[Data records for software interfaces]
__________
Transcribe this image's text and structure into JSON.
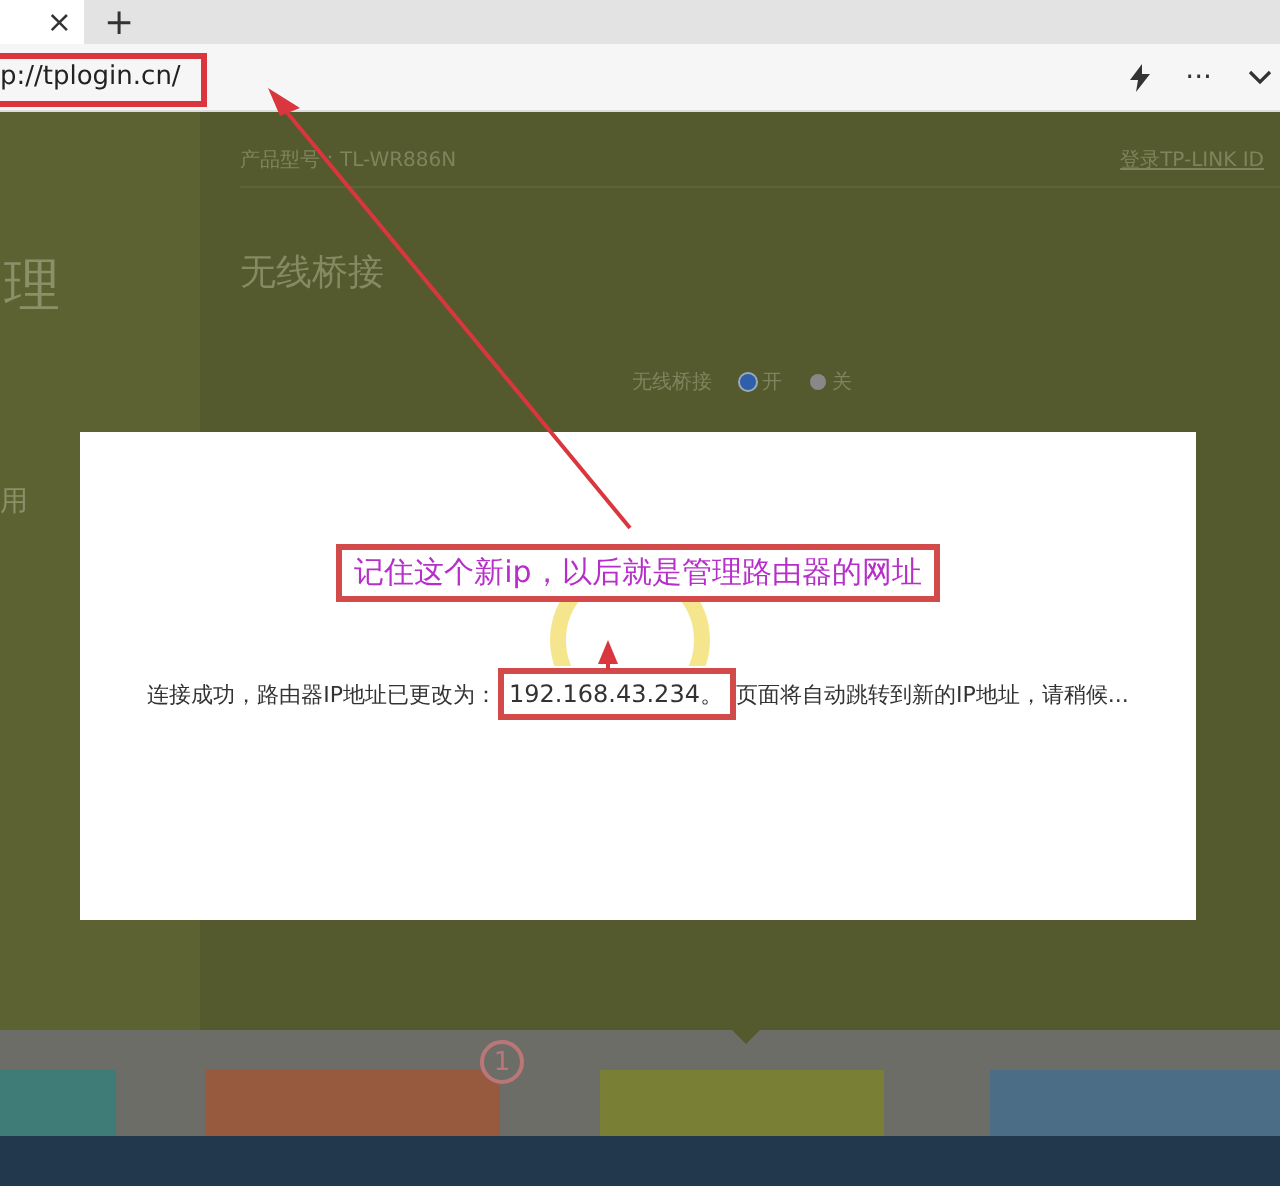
{
  "browser": {
    "tab_close": "×",
    "new_tab": "+",
    "url": "p://tplogin.cn/",
    "more": "···"
  },
  "header": {
    "model": "产品型号：TL-WR886N",
    "login": "登录TP-LINK ID"
  },
  "sidebar": {
    "title": "理",
    "item": "用"
  },
  "section_title": "无线桥接",
  "bridge_toggle": {
    "label": "无线桥接",
    "options": [
      {
        "label": "开",
        "selected": true
      },
      {
        "label": "关",
        "selected": false
      }
    ]
  },
  "modal": {
    "callout": "记住这个新ip，以后就是管理路由器的网址",
    "message_before": "连接成功，路由器IP地址已更改为：",
    "ip": "192.168.43.234。",
    "message_after": "页面将自动跳转到新的IP地址，请稍候..."
  },
  "tiles": [
    {
      "color": "#3f7c78"
    },
    {
      "color": "#975a3e",
      "badge": "1"
    },
    {
      "color": "#7a7f36"
    },
    {
      "color": "#4b6d86"
    }
  ]
}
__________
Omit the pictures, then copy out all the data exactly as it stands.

Result of the exercise.
Transcribe this image's text and structure into JSON.
{
  "browser": {
    "tab_close": "×",
    "new_tab": "+",
    "url": "p://tplogin.cn/",
    "more": "···"
  },
  "header": {
    "model": "产品型号：TL-WR886N",
    "login": "登录TP-LINK ID"
  },
  "sidebar": {
    "title": "理",
    "item": "用"
  },
  "section_title": "无线桥接",
  "bridge_toggle": {
    "label": "无线桥接",
    "options": [
      {
        "label": "开",
        "selected": true
      },
      {
        "label": "关",
        "selected": false
      }
    ]
  },
  "modal": {
    "callout": "记住这个新ip，以后就是管理路由器的网址",
    "message_before": "连接成功，路由器IP地址已更改为：",
    "ip": "192.168.43.234。",
    "message_after": "页面将自动跳转到新的IP地址，请稍候..."
  },
  "tiles": [
    {
      "color": "#3f7c78"
    },
    {
      "color": "#975a3e",
      "badge": "1"
    },
    {
      "color": "#7a7f36"
    },
    {
      "color": "#4b6d86"
    }
  ]
}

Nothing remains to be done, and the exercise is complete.